Last month, an Amazonian tribe without prior exposure to the modern world made voluntary and peaceful contact with Brazilian scientists. Soon afterward though, it was clear members of the tribe suffered from the flu.
Officials are now trying to take action and protect members of the Ashaninka tribe and other isolated tribes from a virus that could be deadly.
Members of an Amazonian tribe, thought to live in Peru, cross the border into Brazil and made contact with government scientists. However, they contracted the flu during their encounter, causing concern among protection groups that the virus could spread. (Image source: FUNAI)
According to Science Magazine, members of the tribe contacted government scientists in the Brazilian state of Acre and spent up to three weeks with them. The group Survival International reported that it is thought the tribe members were fleeing violent attacks in Peru when they found the scientists.

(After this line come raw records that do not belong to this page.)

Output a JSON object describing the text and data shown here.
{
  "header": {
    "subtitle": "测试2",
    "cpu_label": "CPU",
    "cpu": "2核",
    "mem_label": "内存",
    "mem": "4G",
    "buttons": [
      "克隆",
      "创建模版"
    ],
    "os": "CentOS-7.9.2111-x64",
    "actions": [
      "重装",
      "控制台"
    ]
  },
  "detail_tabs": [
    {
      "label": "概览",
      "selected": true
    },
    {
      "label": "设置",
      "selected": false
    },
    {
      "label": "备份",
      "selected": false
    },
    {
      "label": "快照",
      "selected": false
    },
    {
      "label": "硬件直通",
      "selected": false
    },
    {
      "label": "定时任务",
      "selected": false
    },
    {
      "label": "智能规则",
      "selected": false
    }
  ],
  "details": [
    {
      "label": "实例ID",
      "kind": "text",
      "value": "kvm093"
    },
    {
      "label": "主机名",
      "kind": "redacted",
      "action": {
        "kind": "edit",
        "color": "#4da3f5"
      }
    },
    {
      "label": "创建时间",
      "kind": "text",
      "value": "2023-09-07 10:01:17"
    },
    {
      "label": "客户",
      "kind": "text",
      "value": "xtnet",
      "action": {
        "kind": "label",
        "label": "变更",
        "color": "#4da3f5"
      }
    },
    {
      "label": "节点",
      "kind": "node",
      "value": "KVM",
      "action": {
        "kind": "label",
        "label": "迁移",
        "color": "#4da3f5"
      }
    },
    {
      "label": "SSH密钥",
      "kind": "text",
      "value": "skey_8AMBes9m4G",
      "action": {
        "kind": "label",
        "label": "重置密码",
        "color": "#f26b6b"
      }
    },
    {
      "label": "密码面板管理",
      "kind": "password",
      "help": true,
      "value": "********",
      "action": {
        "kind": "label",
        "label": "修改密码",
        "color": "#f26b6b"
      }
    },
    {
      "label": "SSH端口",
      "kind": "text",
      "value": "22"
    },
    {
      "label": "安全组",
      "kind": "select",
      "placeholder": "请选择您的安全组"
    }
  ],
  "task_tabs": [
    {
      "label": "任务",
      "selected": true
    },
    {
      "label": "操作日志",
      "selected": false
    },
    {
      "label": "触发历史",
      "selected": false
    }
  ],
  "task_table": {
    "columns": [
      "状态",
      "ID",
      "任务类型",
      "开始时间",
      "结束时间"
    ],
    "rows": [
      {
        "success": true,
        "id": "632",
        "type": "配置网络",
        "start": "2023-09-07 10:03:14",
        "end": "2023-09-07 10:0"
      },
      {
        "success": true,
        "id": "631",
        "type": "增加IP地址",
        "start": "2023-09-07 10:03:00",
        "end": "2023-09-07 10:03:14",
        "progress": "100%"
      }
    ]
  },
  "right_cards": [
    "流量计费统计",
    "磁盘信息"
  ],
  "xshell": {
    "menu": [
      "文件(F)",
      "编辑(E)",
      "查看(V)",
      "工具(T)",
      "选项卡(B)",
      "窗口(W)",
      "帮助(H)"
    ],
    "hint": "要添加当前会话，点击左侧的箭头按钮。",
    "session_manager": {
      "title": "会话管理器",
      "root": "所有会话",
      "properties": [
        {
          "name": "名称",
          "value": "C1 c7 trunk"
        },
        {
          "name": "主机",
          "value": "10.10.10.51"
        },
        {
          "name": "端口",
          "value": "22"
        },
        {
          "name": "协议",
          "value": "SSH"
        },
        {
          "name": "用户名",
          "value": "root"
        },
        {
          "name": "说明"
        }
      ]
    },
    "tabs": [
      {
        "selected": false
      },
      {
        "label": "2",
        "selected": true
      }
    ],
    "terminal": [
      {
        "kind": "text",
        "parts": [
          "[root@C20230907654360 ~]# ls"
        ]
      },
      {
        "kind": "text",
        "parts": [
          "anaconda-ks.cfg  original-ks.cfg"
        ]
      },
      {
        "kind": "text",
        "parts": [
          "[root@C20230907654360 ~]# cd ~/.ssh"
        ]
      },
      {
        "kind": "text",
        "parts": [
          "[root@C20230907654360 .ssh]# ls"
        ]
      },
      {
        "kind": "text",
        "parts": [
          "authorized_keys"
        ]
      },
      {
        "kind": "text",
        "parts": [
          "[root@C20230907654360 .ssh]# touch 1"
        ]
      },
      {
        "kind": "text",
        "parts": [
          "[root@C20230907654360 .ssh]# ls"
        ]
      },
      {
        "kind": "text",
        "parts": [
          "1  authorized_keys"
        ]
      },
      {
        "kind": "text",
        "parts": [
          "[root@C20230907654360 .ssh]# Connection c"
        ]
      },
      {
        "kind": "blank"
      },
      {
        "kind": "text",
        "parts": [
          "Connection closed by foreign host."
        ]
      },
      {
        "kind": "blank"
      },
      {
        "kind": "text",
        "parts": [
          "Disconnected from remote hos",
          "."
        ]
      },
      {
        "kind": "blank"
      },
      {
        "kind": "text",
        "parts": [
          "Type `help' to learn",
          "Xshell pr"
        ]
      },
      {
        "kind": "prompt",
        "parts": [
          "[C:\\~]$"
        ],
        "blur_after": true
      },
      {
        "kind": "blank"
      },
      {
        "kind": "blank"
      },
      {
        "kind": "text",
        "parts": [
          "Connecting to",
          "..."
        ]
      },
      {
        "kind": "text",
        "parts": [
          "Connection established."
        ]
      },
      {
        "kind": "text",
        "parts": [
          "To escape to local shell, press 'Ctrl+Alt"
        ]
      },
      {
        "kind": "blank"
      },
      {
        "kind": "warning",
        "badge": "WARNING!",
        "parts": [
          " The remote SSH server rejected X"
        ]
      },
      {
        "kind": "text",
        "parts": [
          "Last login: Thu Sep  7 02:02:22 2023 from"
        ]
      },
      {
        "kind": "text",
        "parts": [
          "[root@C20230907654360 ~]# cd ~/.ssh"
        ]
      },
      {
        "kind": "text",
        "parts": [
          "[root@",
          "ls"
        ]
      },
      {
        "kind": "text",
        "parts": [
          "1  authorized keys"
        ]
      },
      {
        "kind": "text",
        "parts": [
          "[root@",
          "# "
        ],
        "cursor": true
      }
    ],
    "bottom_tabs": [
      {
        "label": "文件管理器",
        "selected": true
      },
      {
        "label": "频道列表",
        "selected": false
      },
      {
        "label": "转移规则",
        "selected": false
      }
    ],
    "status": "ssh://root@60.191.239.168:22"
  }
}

FUNAI, the national Indian foundation in Brazil, in its announcement said seven members were treated for influenza and observed for days before returning home. Still, groups find it "extremely worrying" that these members are returning to areas where unvaccinated people live, fearing an infectious spread could wipe out the whole tribes.
Carlos Travassos with FUNAI, who was among those who helped make sure these tribe members received treatment, told the Washington Post they were "curious and frightened" and "thought they could die."
"We can only hope that [the FUNAI team members] were able to give out treatment before the sickness was spread to the rest of the tribe in the forest,” Chris Fagan, executive director at the Upper Amazon Conservancy in Wyoming, told Science Magazine. “Only time will tell if they reacted quickly enough to divert a catastrophic epidemic.”
In addition to this flu incident alarming groups that want to protect the few uncontacted tribes left in these areas, some fear that the violent conflicts occurring near them will bring harm to them as well.
“This news proves that my uncontacted relatives are threatened by violence and infectious diseases. We already know what can happen if the authorities don’t take action to protect them, they will simply disappear," Nixiwaka Yawanawá, an Indian from Acre state, told Survival International. "They need time and space to decide when they want to make contact and their choices must be respected."
As a result, the group launched a petition calling on both the Peruvian and Brazillian governments to step in and make sure enough is being done to protect tribes like this.